Indoor Vertical Farming And The Future Of Organic Permaculture

Indoor Vertical Farming And The Future Of Organic Permaculture

Greenhouse emissions from current agricultural farming techniques account for an estimated 33% of the carbon emitted into the ozone every year, thats the world’s second leading emitter after the energy sector.

The Biggest Food System Emitter

Studies have found that agricultural production provides the largest section of this greenhouse-gas emissions from the food system, the next is fertilizer manufacture, followed by refrigeration and storage. On top of the environmental impact we are losing 1/3rd of all food grown during the food supply chain, higher-income counties are wasting food at the retail level and lower income countries are losing it through lack of proper storage, processing and transport.

There is a new push for more environmentally friendly efforts to reduce these numbers dramatically, and one company has been working on a solution since 2004 AeroFarms. They are placing large grow operations on critical supply chain routes close to populous city’s and delivering fresh greens to a large number of people. The vertical farming systems they have developed boast the benefits of 95% reduction in water usage and up 390% more crop growth on the same plot of land. This technology offers the possibility of growing food, at a smaller footprint, high efficiency, low labor, and far less initial investment than traditional farming.

AeroFarms is the first and only agriculture company to date to be honored by the Ellen MacArthur Foundation as one of the Circular Economy 100, a select group of global companies focused on eliminating waste and improving our positive impact on the environment and sustainability.

Some key benefits of vertical farming:

 

  • A system that has potential for year round crop production, no matter weather, flooding, drought or pest.

  • All produce is beyond organic by default with no pesticides, or fertilizers needed with the added benefit of no agricultural runoff which scientist believe is causing the massive algae blooms and coral bleaching in our oceans.

  • There is potential for these facilities to be self sustaining with the use of solar and methane from composting of non-edible waste can be converted, but the technology hasn’t been fully implemented.

  • No diesel-burning tractors for crop production and land management. The shipping distance will be greatly reduced due to the farm’s proximity to urban center.

And some issues that need to be resolved with vertical farming:

  • The technology to do this is expensive and scaling issues haven’t been answered to date. Urban properties tend to be expensive, by using older buildings in rundown areas of the cities, you could potentially save on capital costs.

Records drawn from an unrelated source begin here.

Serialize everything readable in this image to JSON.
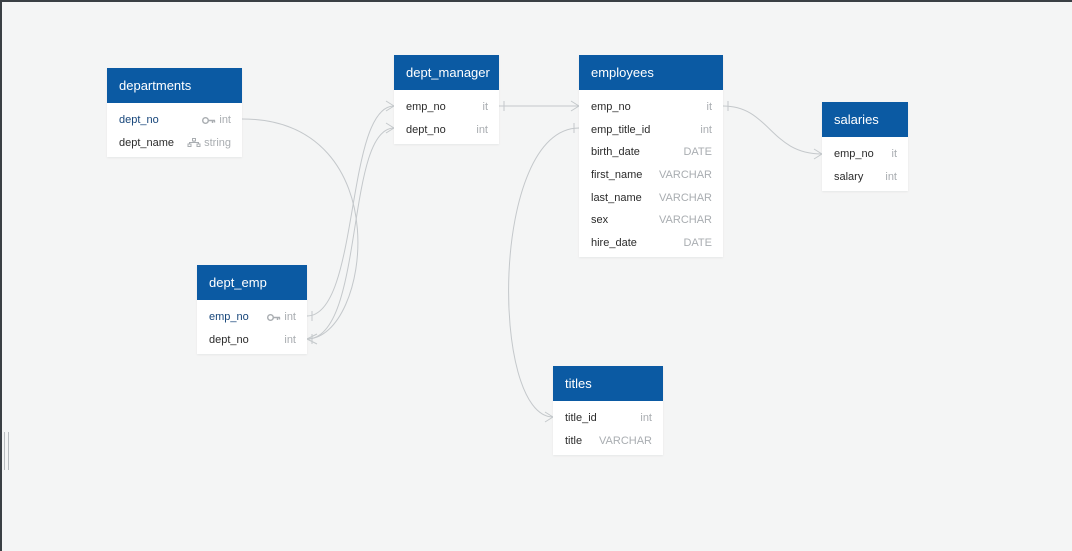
{
  "tables": {
    "departments": {
      "title": "departments",
      "columns": [
        {
          "name": "dept_no",
          "type": "int",
          "icon": "key-icon"
        },
        {
          "name": "dept_name",
          "type": "string",
          "icon": "index-icon"
        }
      ]
    },
    "dept_manager": {
      "title": "dept_manager",
      "columns": [
        {
          "name": "emp_no",
          "type": "it"
        },
        {
          "name": "dept_no",
          "type": "int"
        }
      ]
    },
    "employees": {
      "title": "employees",
      "columns": [
        {
          "name": "emp_no",
          "type": "it"
        },
        {
          "name": "emp_title_id",
          "type": "int"
        },
        {
          "name": "birth_date",
          "type": "DATE"
        },
        {
          "name": "first_name",
          "type": "VARCHAR"
        },
        {
          "name": "last_name",
          "type": "VARCHAR"
        },
        {
          "name": "sex",
          "type": "VARCHAR"
        },
        {
          "name": "hire_date",
          "type": "DATE"
        }
      ]
    },
    "salaries": {
      "title": "salaries",
      "columns": [
        {
          "name": "emp_no",
          "type": "it"
        },
        {
          "name": "salary",
          "type": "int"
        }
      ]
    },
    "dept_emp": {
      "title": "dept_emp",
      "columns": [
        {
          "name": "emp_no",
          "type": "int",
          "icon": "key-icon"
        },
        {
          "name": "dept_no",
          "type": "int"
        }
      ]
    },
    "titles": {
      "title": "titles",
      "columns": [
        {
          "name": "title_id",
          "type": "int"
        },
        {
          "name": "title",
          "type": "VARCHAR"
        }
      ]
    }
  },
  "colors": {
    "header": "#0b5aa3",
    "primary_key_text": "#16457a",
    "connector": "#c4c8cb",
    "canvas": "#f4f5f5"
  }
}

  • There’s only so much sunlight you can reliably capture with a vertical farm. Artificial light is a big part of the equation, it’s expensive and typically generated using fossil fuels.

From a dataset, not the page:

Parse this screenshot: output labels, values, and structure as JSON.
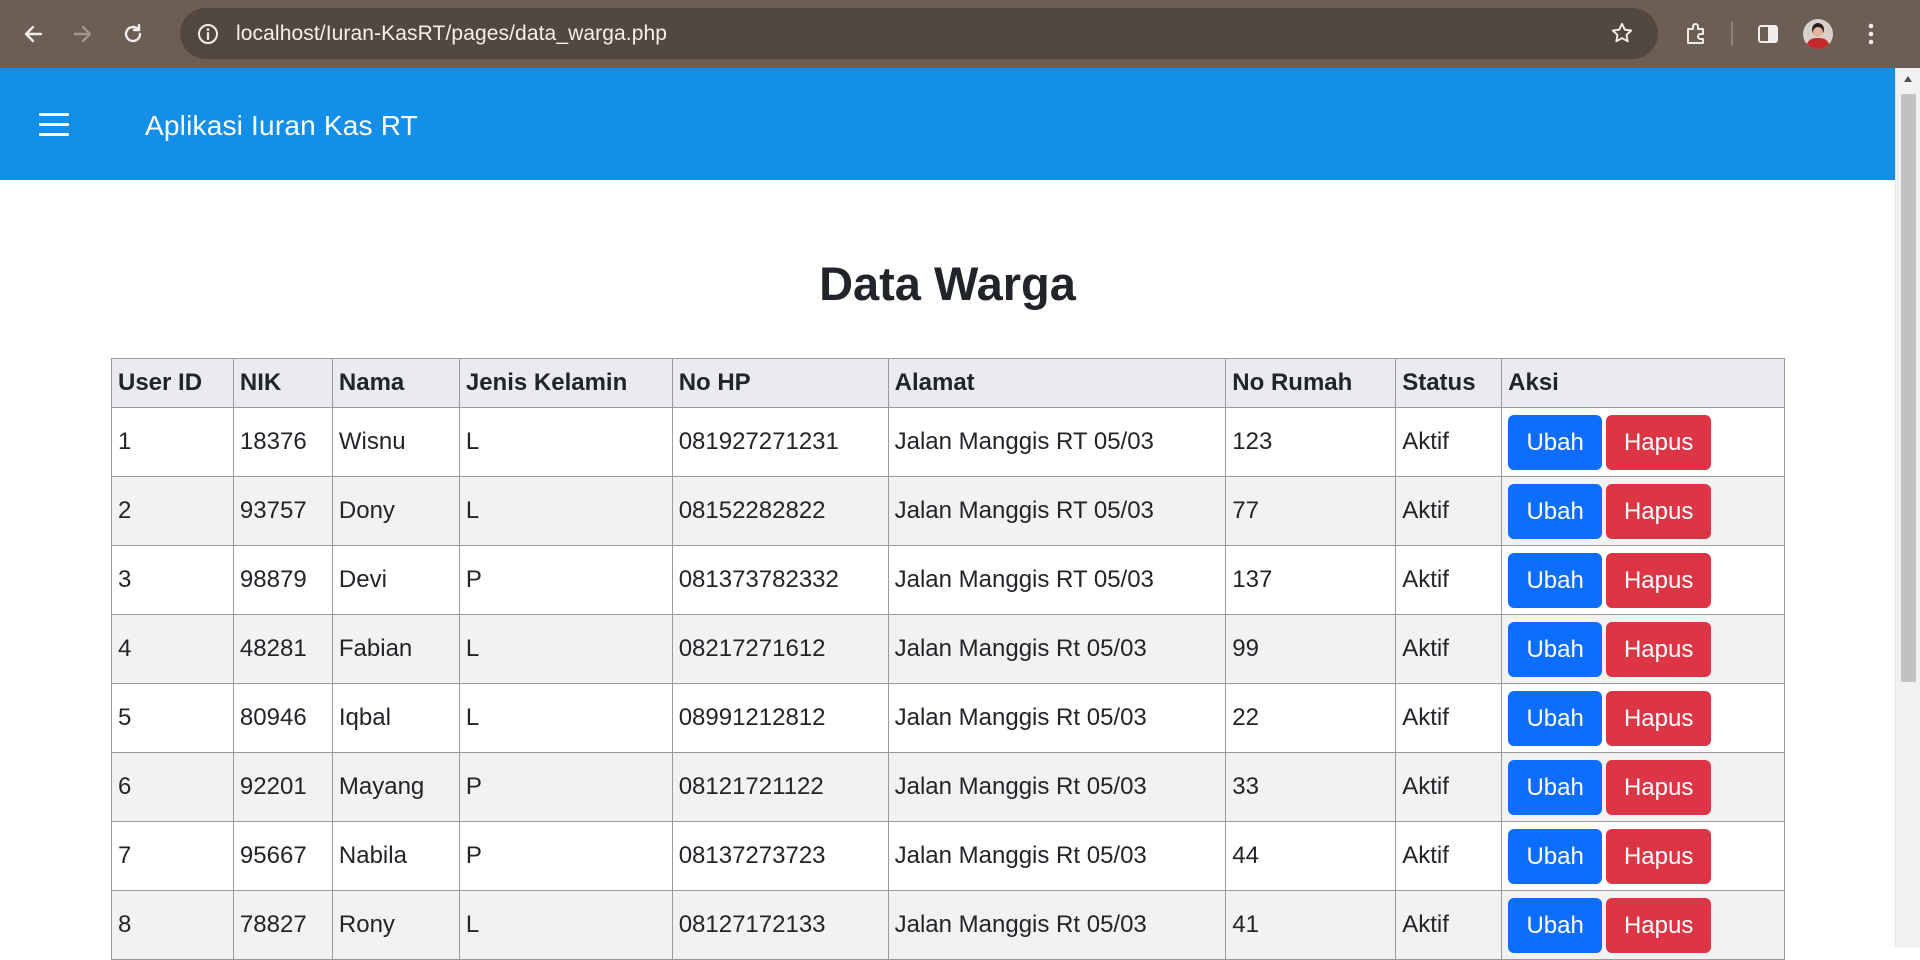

  • The production of produce is only part of the equation, the other being processing, a small fraction of what we consume isn’t processed. Meaning they need to streamline the system after the growth and have facilities within a short distance of where produce is being grown. This presents its own sets of problems, such as scaling down existing processing infrastructure to go vertical, recycling waste products and waste water from processing plants, and dealing with the inevitable pollution issues.

  • There is a limited number of crops available to produce at this point, meaning verity of our food would be greatly reduced, but this could be a non-issue as they develop the system down the road.

While the environmental impact and benefits seem clear, the infrastructure for massive vertical farming operations are far behind. Unless a massive investment and push to make this a priority are made we are still a long way off from seeing mass adoption in to our food supply chain.

What are some pros and cons that you see in implementing vertical farming into our current systems? Do you think these are the farms of the future or just a fad?